“It’s about everybody being very proud of their community, showing off their community and saying, ‘Hey, look at what we can do,’ and our kids are really helping,” Loveland said.
With her endeavor to shape the future generation, Loveland has dedicated her time to the Edgewater Foundation and to aiding children who need a little help along the way. The Foundation, which Loveland says works hard to earn money to give away, provided $20,000 in scholarships this year. Loveland hopes to help these students become well-rounded and self-sustaining.
Loveland’s love for children and the desire to be a good mother led her to create an in-home day care to raise her children. Her day care, where she provides a full schedule with breakfast and lunch, recess, storytelling, naptime and lessons, still thrives today.
On top of providing support for children, Loveland and her family have created Edgewater Adaptive Rowing of College Park (edgewateradaptive.org), a rowing club for wounded veterans. Work on the club, Loveland said, will take years, but the Lovelands aren’t going anywhere. She is excited to continue building it to assist people who might be stuck at home, depressed or have post-traumatic stress.
“They don’t have anything to go out to do, so what we want to do is put them in boats,” Loveland said. “Let them win medals again; let them become successful and competitive because they need that. They thrive on it.”
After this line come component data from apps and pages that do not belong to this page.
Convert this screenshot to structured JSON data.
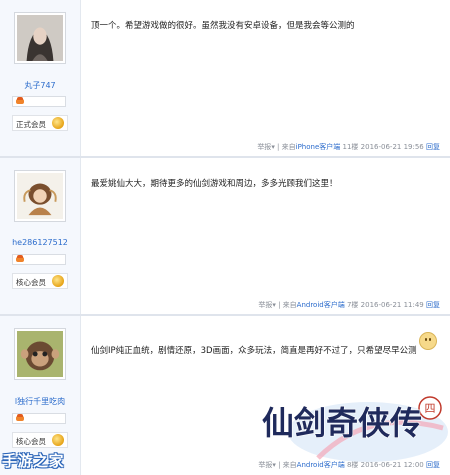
{
  "posts": [
    {
      "username": "丸子747",
      "member_label": "正式会员",
      "content": "顶一个。希望游戏做的很好。虽然我没有安卓设备，但是我会等公测的",
      "report": "举报",
      "source_prefix": "来自",
      "device": "iPhone客户端",
      "floor": "11楼",
      "time": "2016-06-21 19:56",
      "reply": "回复"
    },
    {
      "username": "he286127512",
      "member_label": "核心会员",
      "content": "最爱姚仙大大，期待更多的仙剑游戏和周边，多多光顾我们这里！",
      "report": "举报",
      "source_prefix": "来自",
      "device": "Android客户端",
      "floor": "7楼",
      "time": "2016-06-21 11:49",
      "reply": "回复"
    },
    {
      "username": "l独行千里吃肉",
      "member_label": "核心会员",
      "content": "仙剑IP纯正血统，剧情还原，3D画面，众多玩法，简直是再好不过了，只希望尽早公测",
      "report": "举报",
      "source_prefix": "来自",
      "device": "Android客户端",
      "floor": "8楼",
      "time": "2016-06-21 12:00",
      "reply": "回复"
    }
  ],
  "logo_text": "仙剑奇侠传",
  "logo_badge": "四",
  "watermark": "手游之家",
  "colors": {
    "link": "#2c6ccc",
    "sidebar": "#f5f8fd"
  }
}
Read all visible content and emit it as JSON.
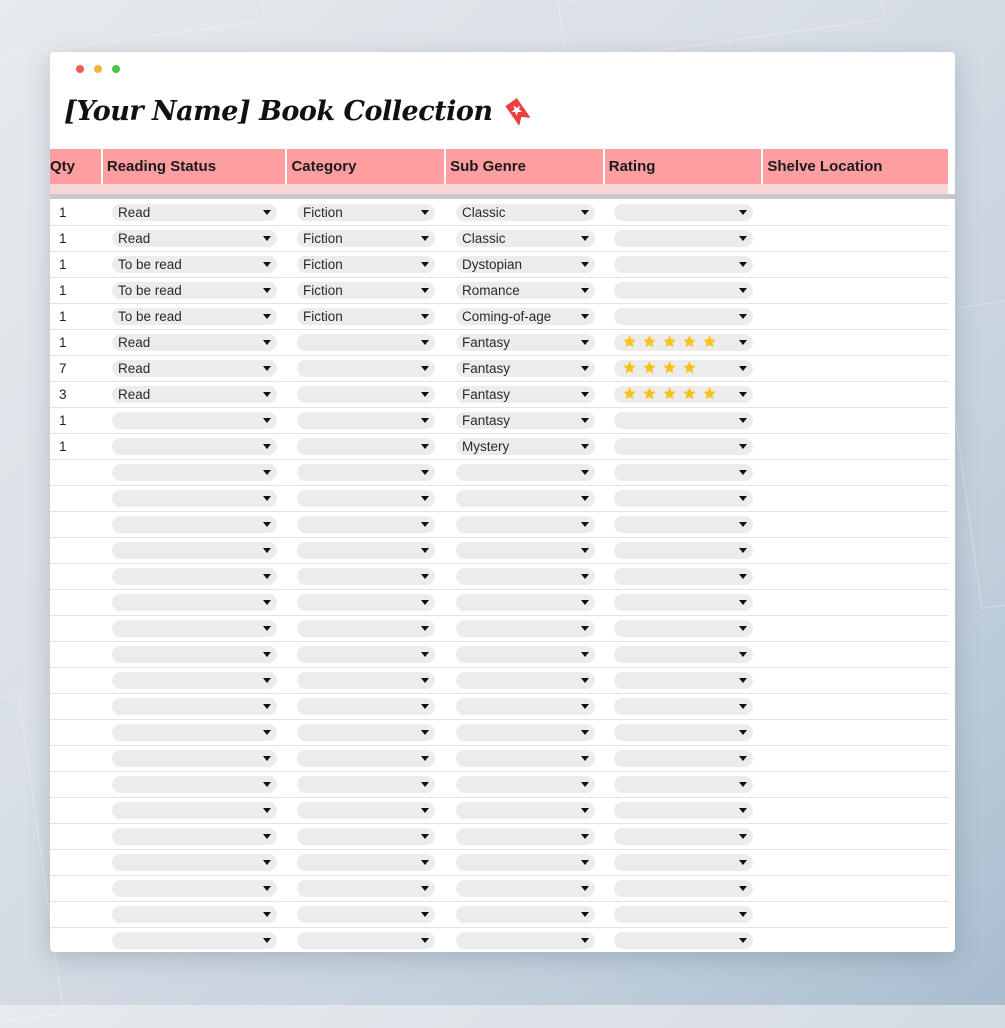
{
  "title": "[Your Name] Book Collection",
  "window_dots": [
    "#ec5b56",
    "#f2b53b",
    "#4fc046"
  ],
  "columns": [
    "Qty",
    "Reading Status",
    "Category",
    "Sub Genre",
    "Rating",
    "Shelve Location"
  ],
  "rows": [
    {
      "qty": "1",
      "status": "Read",
      "category": "Fiction",
      "subgenre": "Classic",
      "rating": 0
    },
    {
      "qty": "1",
      "status": "Read",
      "category": "Fiction",
      "subgenre": "Classic",
      "rating": 0
    },
    {
      "qty": "1",
      "status": "To be read",
      "category": "Fiction",
      "subgenre": "Dystopian",
      "rating": 0
    },
    {
      "qty": "1",
      "status": "To be read",
      "category": "Fiction",
      "subgenre": "Romance",
      "rating": 0
    },
    {
      "qty": "1",
      "status": "To be read",
      "category": "Fiction",
      "subgenre": "Coming-of-age",
      "rating": 0
    },
    {
      "qty": "1",
      "status": "Read",
      "category": "",
      "subgenre": "Fantasy",
      "rating": 5
    },
    {
      "qty": "7",
      "status": "Read",
      "category": "",
      "subgenre": "Fantasy",
      "rating": 4
    },
    {
      "qty": "3",
      "status": "Read",
      "category": "",
      "subgenre": "Fantasy",
      "rating": 5
    },
    {
      "qty": "1",
      "status": "",
      "category": "",
      "subgenre": "Fantasy",
      "rating": 0
    },
    {
      "qty": "1",
      "status": "",
      "category": "",
      "subgenre": "Mystery",
      "rating": 0
    },
    {
      "qty": "",
      "status": "",
      "category": "",
      "subgenre": "",
      "rating": 0
    },
    {
      "qty": "",
      "status": "",
      "category": "",
      "subgenre": "",
      "rating": 0
    },
    {
      "qty": "",
      "status": "",
      "category": "",
      "subgenre": "",
      "rating": 0
    },
    {
      "qty": "",
      "status": "",
      "category": "",
      "subgenre": "",
      "rating": 0
    },
    {
      "qty": "",
      "status": "",
      "category": "",
      "subgenre": "",
      "rating": 0
    },
    {
      "qty": "",
      "status": "",
      "category": "",
      "subgenre": "",
      "rating": 0
    },
    {
      "qty": "",
      "status": "",
      "category": "",
      "subgenre": "",
      "rating": 0
    },
    {
      "qty": "",
      "status": "",
      "category": "",
      "subgenre": "",
      "rating": 0
    },
    {
      "qty": "",
      "status": "",
      "category": "",
      "subgenre": "",
      "rating": 0
    },
    {
      "qty": "",
      "status": "",
      "category": "",
      "subgenre": "",
      "rating": 0
    },
    {
      "qty": "",
      "status": "",
      "category": "",
      "subgenre": "",
      "rating": 0
    },
    {
      "qty": "",
      "status": "",
      "category": "",
      "subgenre": "",
      "rating": 0
    },
    {
      "qty": "",
      "status": "",
      "category": "",
      "subgenre": "",
      "rating": 0
    },
    {
      "qty": "",
      "status": "",
      "category": "",
      "subgenre": "",
      "rating": 0
    },
    {
      "qty": "",
      "status": "",
      "category": "",
      "subgenre": "",
      "rating": 0
    },
    {
      "qty": "",
      "status": "",
      "category": "",
      "subgenre": "",
      "rating": 0
    },
    {
      "qty": "",
      "status": "",
      "category": "",
      "subgenre": "",
      "rating": 0
    },
    {
      "qty": "",
      "status": "",
      "category": "",
      "subgenre": "",
      "rating": 0
    },
    {
      "qty": "",
      "status": "",
      "category": "",
      "subgenre": "",
      "rating": 0
    },
    {
      "qty": "",
      "status": "",
      "category": "",
      "subgenre": "",
      "rating": 0
    },
    {
      "qty": "",
      "status": "",
      "category": "",
      "subgenre": "",
      "rating": 0
    }
  ],
  "colors": {
    "header_bg": "#ff9ea1",
    "subheader_bg": "#f7d6d6",
    "pill_bg": "#ececec",
    "star": "#f7c21a",
    "bookmark": "#e8403c"
  },
  "icons": {
    "title_icon": "bookmark-icon",
    "dropdown": "chevron-down-icon",
    "rating": "star-icon"
  }
}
Loveland’s neighborhood contributions began when friends asked for help, and she wanted to make College Park the best it can be. Loveland has been honored for baking the Best Brownies in College Park at Sunday in the Park. And the College Park Partnership awarded her Rookie of the Year and Spirit of College Park, but she’s not done yet. With her kids now in college, she and her husband plan to continue their involvement in the community.
“We figured we would just try our hardest, and that way, once we’re gone, we’ve left something that hopefully can be cherished and help other people,” Loveland said. “You need to watch it evolve because people know what they’re doing. They’re going to take that little thing you did, and they’re going to make it better. That’s the whole point, and I love that.”